Air pollution cools climate more than expected – this makes cutting carbon emissions more urgent

Air pollutants kill around seven million people every year. Much of this pollution is tiny particles suspended in the air which, when inhaled, can cause people to develop heart and lung diseases, as well as cancer.

Small particles in the atmosphere also birth clouds, whether they are crystals of sea salt from the Southern Ocean or sulphate from industrial chimneys. Collectively, these particles are called aerosols. 

Moisture in the atmosphere can only condense into cloud droplets with aerosols. The aerosols that fossil fuel burning adds to the atmosphere make these droplets more numerous and clouds more reflective of sunlight, and potentially longer-lasting. All of this increases the amount of sunlight that clouds scatter back to space instead of being absorbed by the Earth. This is partly why the Intergovernmental Panel on Climate Change (IPCC) has concluded that human-made aerosols cool the climate and mask some of the warming from greenhouse gases.

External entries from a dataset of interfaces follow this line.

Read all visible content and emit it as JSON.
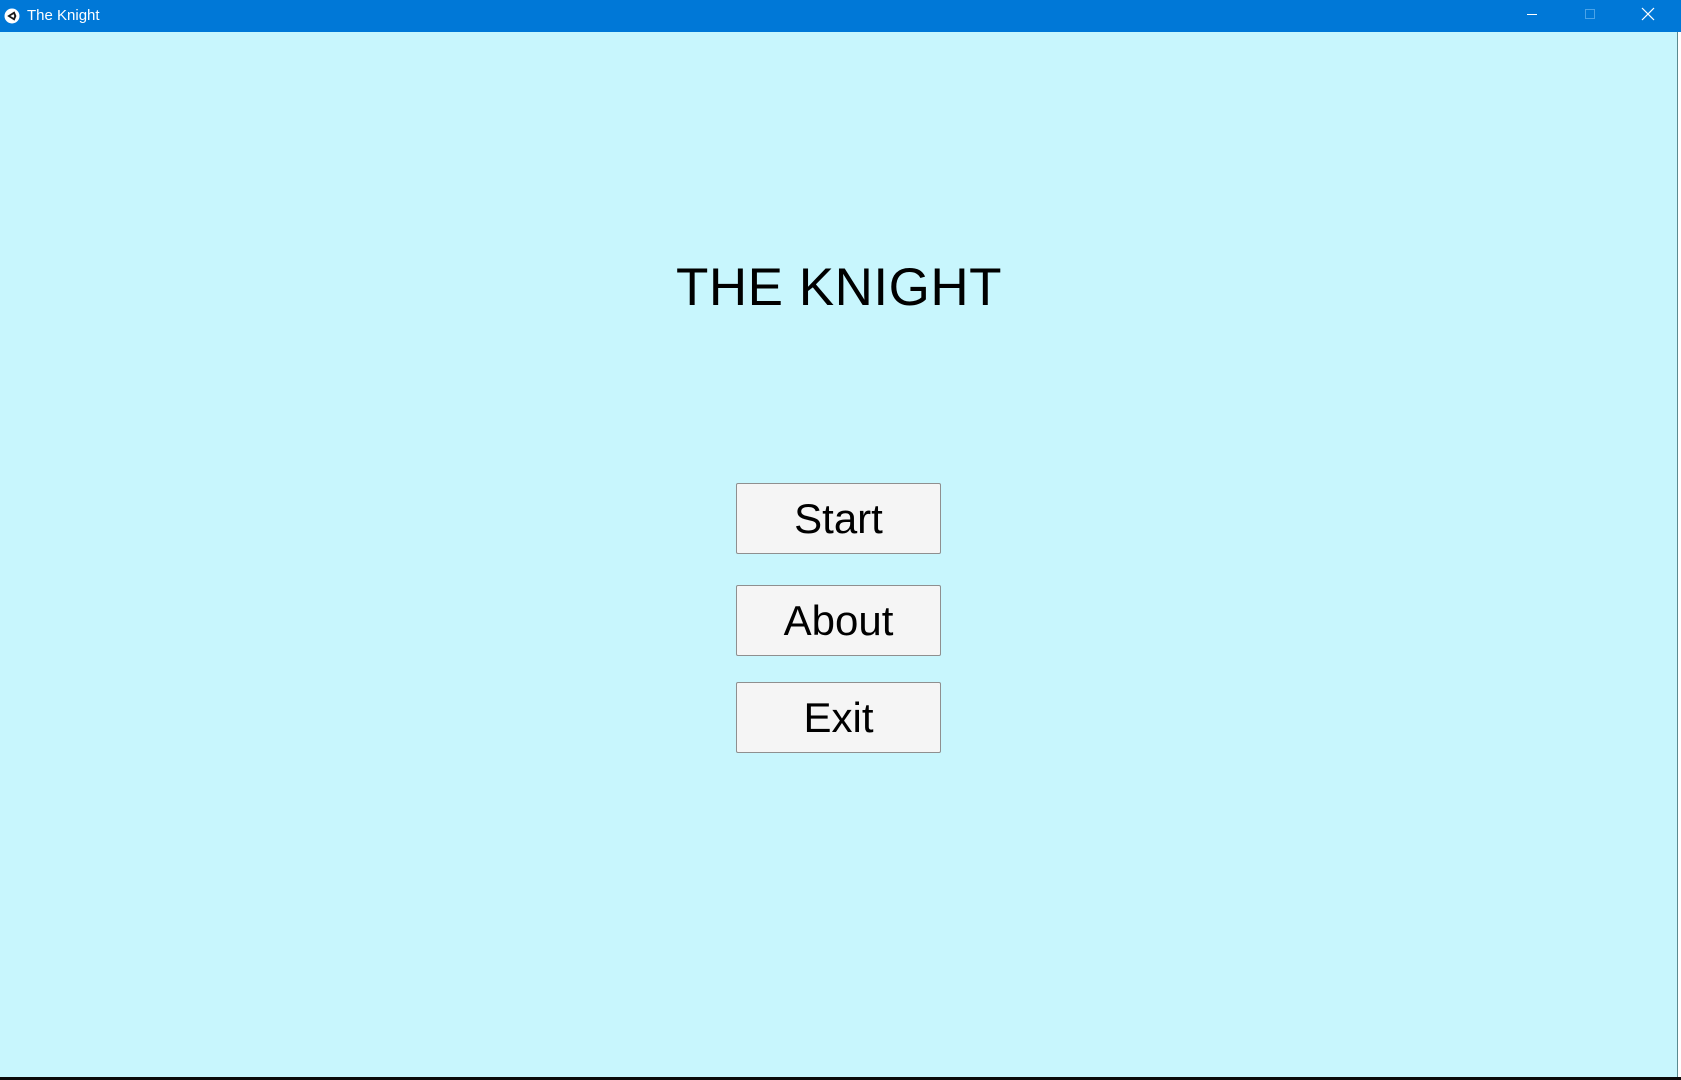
{
  "window": {
    "title": "The Knight",
    "app_icon": "unity-logo-icon",
    "controls": {
      "minimize_icon": "minimize-icon",
      "maximize_icon": "maximize-icon",
      "close_icon": "close-icon"
    },
    "colors": {
      "titlebar": "#0078d7",
      "background": "#c8f6fd"
    }
  },
  "menu": {
    "title": "THE KNIGHT",
    "buttons": [
      {
        "label": "Start"
      },
      {
        "label": "About"
      },
      {
        "label": "Exit"
      }
    ]
  }
}
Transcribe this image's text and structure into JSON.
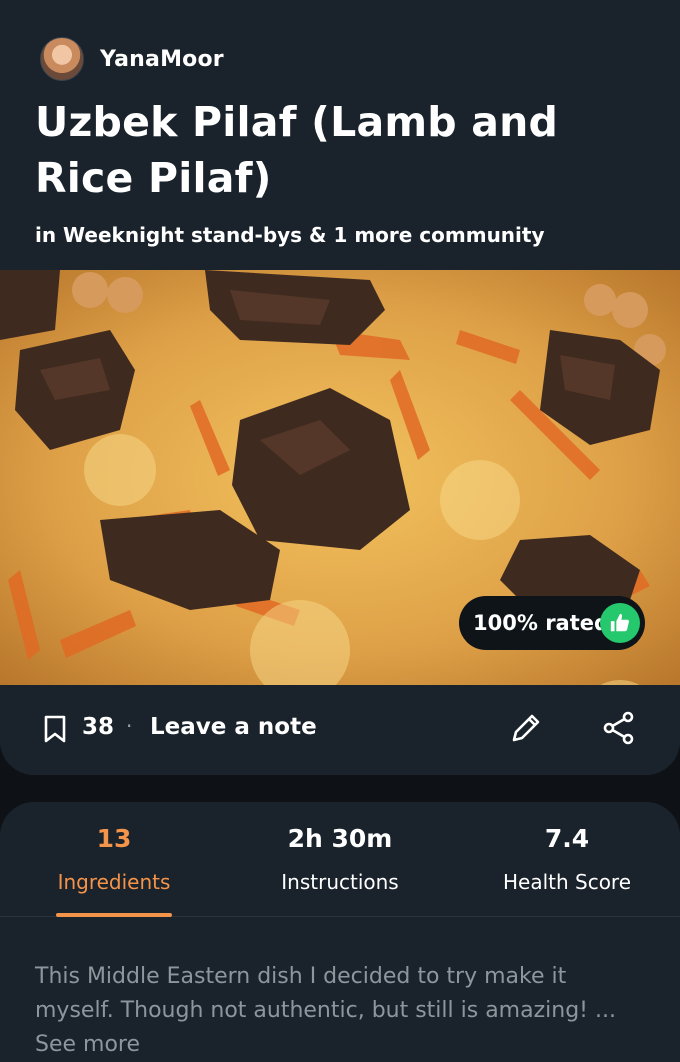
{
  "author": {
    "name": "YanaMoor",
    "avatar_icon": "user-avatar"
  },
  "recipe": {
    "title": "Uzbek Pilaf  (Lamb and Rice Pilaf)",
    "community": "in Weeknight stand-bys & 1 more community",
    "rating_badge": "100% rated",
    "save_count": "38",
    "separator": "·",
    "leave_note_label": "Leave a note",
    "description": "This Middle Eastern dish I decided to try make it myself. Though not authentic, but still is amazing! ...",
    "see_more_label": "See more"
  },
  "stats": {
    "ingredients": {
      "value": "13",
      "label": "Ingredients"
    },
    "instructions": {
      "value": "2h 30m",
      "label": "Instructions"
    },
    "health": {
      "value": "7.4",
      "label": "Health Score"
    }
  },
  "colors": {
    "accent": "#f4934a",
    "rating_green": "#25c86c",
    "card_bg": "#1a232b",
    "page_bg": "#0e1216"
  },
  "icons": {
    "bookmark": "bookmark-icon",
    "edit": "pencil-icon",
    "share": "share-icon",
    "thumb": "thumbs-up-icon"
  }
}
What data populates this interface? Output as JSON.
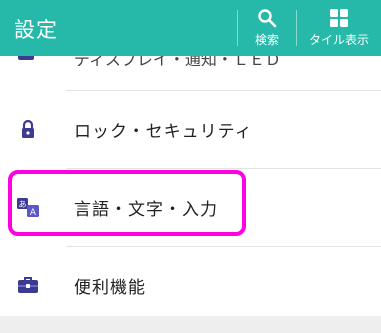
{
  "appbar": {
    "title": "設定",
    "actions": [
      {
        "label": "検索",
        "icon": "search-icon"
      },
      {
        "label": "タイル表示",
        "icon": "grid-icon"
      }
    ],
    "color": "#26b8a8"
  },
  "clipped_item": {
    "label": "ディスプレイ・通知・ＬＥＤ"
  },
  "list": {
    "items": [
      {
        "label": "ロック・セキュリティ",
        "icon": "lock-icon"
      },
      {
        "label": "言語・文字・入力",
        "icon": "language-icon"
      },
      {
        "label": "便利機能",
        "icon": "toolbox-icon"
      }
    ]
  },
  "accent": {
    "highlight": "#ff00e1",
    "icon": "#3d3a91"
  }
}
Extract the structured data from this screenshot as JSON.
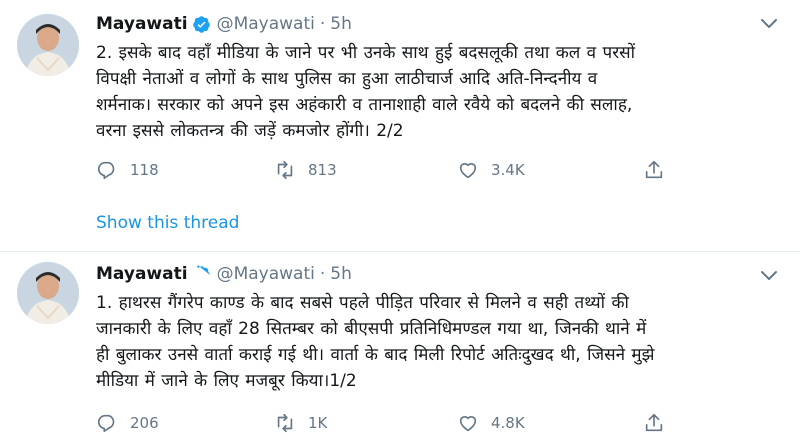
{
  "colors": {
    "accent": "#1b95e0",
    "muted": "#657786",
    "text": "#14171a",
    "divider": "#e6ecf0"
  },
  "tweets": [
    {
      "name": "Mayawati",
      "handle": "@Mayawati",
      "separator": "·",
      "time": "5h",
      "text_lines": [
        "2. इसके बाद वहाँ मीडिया के जाने पर भी उनके साथ हुई बदसलूकी तथा कल व परसों",
        "विपक्षी नेताओं व लोगों के साथ पुलिस का हुआ लाठीचार्ज आदि अति-निन्दनीय व",
        "शर्मनाक। सरकार को अपने इस अहंकारी व तानाशाही वाले रवैये को बदलने की सलाह,",
        "वरना इससे लोकतन्त्र की जड़ें कमजोर होंगी। 2/2"
      ],
      "replies": "118",
      "retweets": "813",
      "likes": "3.4K",
      "show_thread": "Show this thread"
    },
    {
      "name": "Mayawati",
      "handle": "@Mayawati",
      "separator": "·",
      "time": "5h",
      "text_lines": [
        "1. हाथरस गैंगरेप काण्ड के बाद सबसे पहले पीड़ित परिवार से मिलने व सही तथ्यों की",
        "जानकारी के लिए वहाँ 28 सितम्बर को बीएसपी प्रतिनिधिमण्डल गया था, जिनकी थाने में",
        "ही बुलाकर उनसे वार्ता कराई गई थी। वार्ता के बाद मिली रिपोर्ट अतिःदुखद थी, जिसने मुझे",
        "मीडिया में जाने के लिए मजबूर किया।1/2"
      ],
      "replies": "206",
      "retweets": "1K",
      "likes": "4.8K"
    }
  ],
  "icons": [
    "verified-badge-icon",
    "chevron-down-icon",
    "reply-icon",
    "retweet-icon",
    "like-icon",
    "share-icon"
  ]
}
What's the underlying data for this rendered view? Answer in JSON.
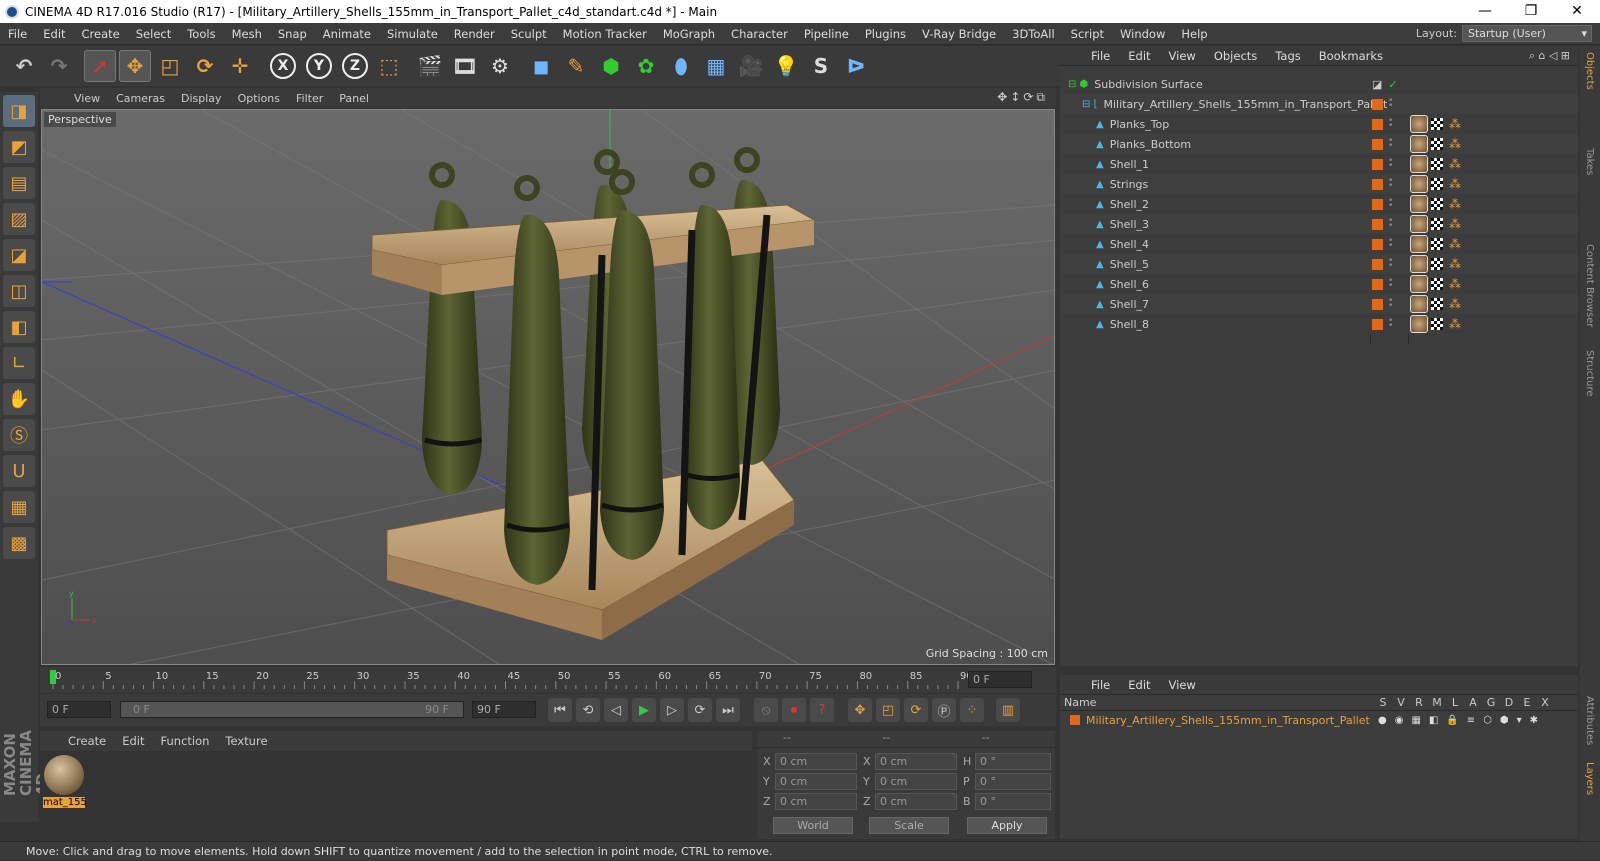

This may sound like good news, but there is no cause for celebration. Aerosols (and their cooling effect) are very short-lived. While the CO₂ emitted into the atmosphere today from cars and coal power stations will still be there centuries later, the aerosols emitted as air pollution will cease to have an influence a month from now. This means that as soon as we stop emitting aerosols, their buffering effect on climate change disappears, while the greenhouse gases in our atmosphere will continue to heat the planet.

And in new research, we found that the effect of air pollution on the reflectivity of clouds may be bigger than previously assessed. If the extent to which air pollution masks the greenhouse effect is indeed bigger, delegates gathered in Sharm El-Sheikh for COP27, the latest UN climate change summit, must work even harder to reduce fossil fuel burning.

Source – The Conversation